# The input
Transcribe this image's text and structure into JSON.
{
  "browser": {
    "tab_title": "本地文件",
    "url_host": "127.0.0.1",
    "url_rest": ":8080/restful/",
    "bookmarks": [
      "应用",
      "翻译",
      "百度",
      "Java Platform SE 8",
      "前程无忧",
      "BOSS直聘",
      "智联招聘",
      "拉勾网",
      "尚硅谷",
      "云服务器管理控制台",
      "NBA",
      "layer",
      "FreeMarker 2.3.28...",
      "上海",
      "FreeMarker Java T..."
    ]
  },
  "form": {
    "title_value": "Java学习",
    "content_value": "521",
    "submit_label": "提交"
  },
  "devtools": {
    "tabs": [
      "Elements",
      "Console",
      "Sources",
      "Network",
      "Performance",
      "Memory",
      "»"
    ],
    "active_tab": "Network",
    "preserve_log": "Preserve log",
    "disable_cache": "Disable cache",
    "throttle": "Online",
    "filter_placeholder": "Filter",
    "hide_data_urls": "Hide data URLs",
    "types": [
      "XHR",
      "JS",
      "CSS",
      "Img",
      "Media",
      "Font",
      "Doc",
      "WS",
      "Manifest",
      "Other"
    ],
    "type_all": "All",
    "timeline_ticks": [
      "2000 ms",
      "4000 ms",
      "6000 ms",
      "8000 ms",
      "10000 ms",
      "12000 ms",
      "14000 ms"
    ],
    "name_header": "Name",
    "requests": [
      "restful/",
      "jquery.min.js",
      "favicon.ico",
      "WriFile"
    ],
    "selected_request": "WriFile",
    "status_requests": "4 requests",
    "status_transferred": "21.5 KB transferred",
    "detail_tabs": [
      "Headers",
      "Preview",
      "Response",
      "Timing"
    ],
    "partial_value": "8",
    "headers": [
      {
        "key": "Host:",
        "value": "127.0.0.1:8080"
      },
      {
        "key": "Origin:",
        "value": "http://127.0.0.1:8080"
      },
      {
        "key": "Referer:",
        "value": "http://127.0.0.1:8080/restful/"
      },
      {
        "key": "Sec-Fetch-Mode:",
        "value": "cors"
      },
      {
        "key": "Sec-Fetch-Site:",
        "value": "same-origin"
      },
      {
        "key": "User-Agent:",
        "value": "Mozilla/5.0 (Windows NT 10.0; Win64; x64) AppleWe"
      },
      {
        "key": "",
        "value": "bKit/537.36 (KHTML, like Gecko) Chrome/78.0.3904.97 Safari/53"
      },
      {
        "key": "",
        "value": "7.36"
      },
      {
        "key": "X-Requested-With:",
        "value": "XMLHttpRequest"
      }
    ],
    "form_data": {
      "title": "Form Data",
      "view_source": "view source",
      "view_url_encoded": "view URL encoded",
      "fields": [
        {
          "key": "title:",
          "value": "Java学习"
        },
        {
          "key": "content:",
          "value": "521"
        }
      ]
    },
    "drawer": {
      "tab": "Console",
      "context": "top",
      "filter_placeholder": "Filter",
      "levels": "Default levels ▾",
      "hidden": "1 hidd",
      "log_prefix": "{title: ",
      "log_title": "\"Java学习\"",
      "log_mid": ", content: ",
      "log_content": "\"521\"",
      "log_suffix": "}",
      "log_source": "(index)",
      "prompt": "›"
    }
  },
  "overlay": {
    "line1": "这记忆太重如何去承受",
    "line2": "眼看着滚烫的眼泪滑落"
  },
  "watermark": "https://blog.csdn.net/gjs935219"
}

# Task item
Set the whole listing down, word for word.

# The answer
Transcribe this image's text and structure into JSON.
{
  "browser": {
    "tab_title": "本地文件",
    "url_host": "127.0.0.1",
    "url_rest": ":8080/restful/",
    "bookmarks": [
      "应用",
      "翻译",
      "百度",
      "Java Platform SE 8",
      "前程无忧",
      "BOSS直聘",
      "智联招聘",
      "拉勾网",
      "尚硅谷",
      "云服务器管理控制台",
      "NBA",
      "layer",
      "FreeMarker 2.3.28...",
      "上海",
      "FreeMarker Java T..."
    ]
  },
  "form": {
    "title_value": "Java学习",
    "content_value": "521",
    "submit_label": "提交"
  },
  "devtools": {
    "tabs": [
      "Elements",
      "Console",
      "Sources",
      "Network",
      "Performance",
      "Memory",
      "»"
    ],
    "active_tab": "Network",
    "preserve_log": "Preserve log",
    "disable_cache": "Disable cache",
    "throttle": "Online",
    "filter_placeholder": "Filter",
    "hide_data_urls": "Hide data URLs",
    "types": [
      "XHR",
      "JS",
      "CSS",
      "Img",
      "Media",
      "Font",
      "Doc",
      "WS",
      "Manifest",
      "Other"
    ],
    "type_all": "All",
    "timeline_ticks": [
      "2000 ms",
      "4000 ms",
      "6000 ms",
      "8000 ms",
      "10000 ms",
      "12000 ms",
      "14000 ms"
    ],
    "name_header": "Name",
    "requests": [
      "restful/",
      "jquery.min.js",
      "favicon.ico",
      "WriFile"
    ],
    "selected_request": "WriFile",
    "status_requests": "4 requests",
    "status_transferred": "21.5 KB transferred",
    "detail_tabs": [
      "Headers",
      "Preview",
      "Response",
      "Timing"
    ],
    "partial_value": "8",
    "headers": [
      {
        "key": "Host:",
        "value": "127.0.0.1:8080"
      },
      {
        "key": "Origin:",
        "value": "http://127.0.0.1:8080"
      },
      {
        "key": "Referer:",
        "value": "http://127.0.0.1:8080/restful/"
      },
      {
        "key": "Sec-Fetch-Mode:",
        "value": "cors"
      },
      {
        "key": "Sec-Fetch-Site:",
        "value": "same-origin"
      },
      {
        "key": "User-Agent:",
        "value": "Mozilla/5.0 (Windows NT 10.0; Win64; x64) AppleWe"
      },
      {
        "key": "",
        "value": "bKit/537.36 (KHTML, like Gecko) Chrome/78.0.3904.97 Safari/53"
      },
      {
        "key": "",
        "value": "7.36"
      },
      {
        "key": "X-Requested-With:",
        "value": "XMLHttpRequest"
      }
    ],
    "form_data": {
      "title": "Form Data",
      "view_source": "view source",
      "view_url_encoded": "view URL encoded",
      "fields": [
        {
          "key": "title:",
          "value": "Java学习"
        },
        {
          "key": "content:",
          "value": "521"
        }
      ]
    },
    "drawer": {
      "tab": "Console",
      "context": "top",
      "filter_placeholder": "Filter",
      "levels": "Default levels ▾",
      "hidden": "1 hidd",
      "log_prefix": "{title: ",
      "log_title": "\"Java学习\"",
      "log_mid": ", content: ",
      "log_content": "\"521\"",
      "log_suffix": "}",
      "log_source": "(index)",
      "prompt": "›"
    }
  },
  "overlay": {
    "line1": "这记忆太重如何去承受",
    "line2": "眼看着滚烫的眼泪滑落"
  },
  "watermark": "https://blog.csdn.net/gjs935219"
}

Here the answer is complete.